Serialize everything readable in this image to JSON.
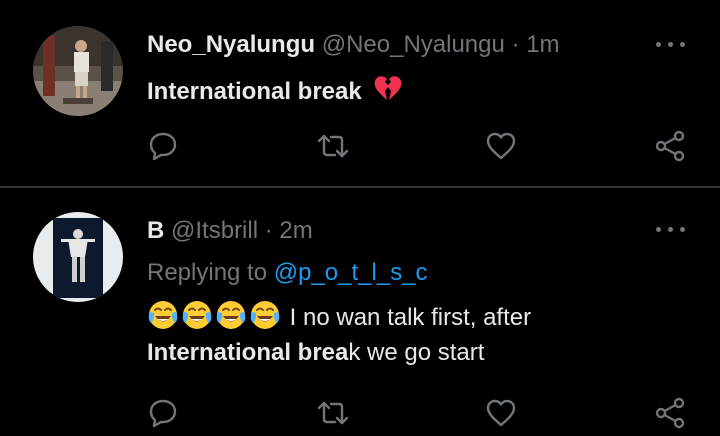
{
  "tweet1": {
    "display_name": "Neo_Nyalungu",
    "handle": "@Neo_Nyalungu",
    "separator": "·",
    "time": "1m",
    "text": "International break",
    "emoji": "broken-heart-icon"
  },
  "tweet2": {
    "display_name": "B",
    "handle": "@Itsbrill",
    "separator": "·",
    "time": "2m",
    "replying_label": "Replying to",
    "replying_mention": "@p_o_t_l_s_c",
    "text_line1": "I no wan talk first, after",
    "text_line2_bold": "International brea",
    "text_line2_rest": "k we go start",
    "emoji": "face-with-tears-of-joy-icon",
    "emoji_count": 4
  },
  "colors": {
    "background": "#000000",
    "text": "#e7e9ea",
    "muted": "#71767b",
    "mention": "#1d9bf0",
    "divider": "#2f3336",
    "broken_heart": "#f0324e"
  }
}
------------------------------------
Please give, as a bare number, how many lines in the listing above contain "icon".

2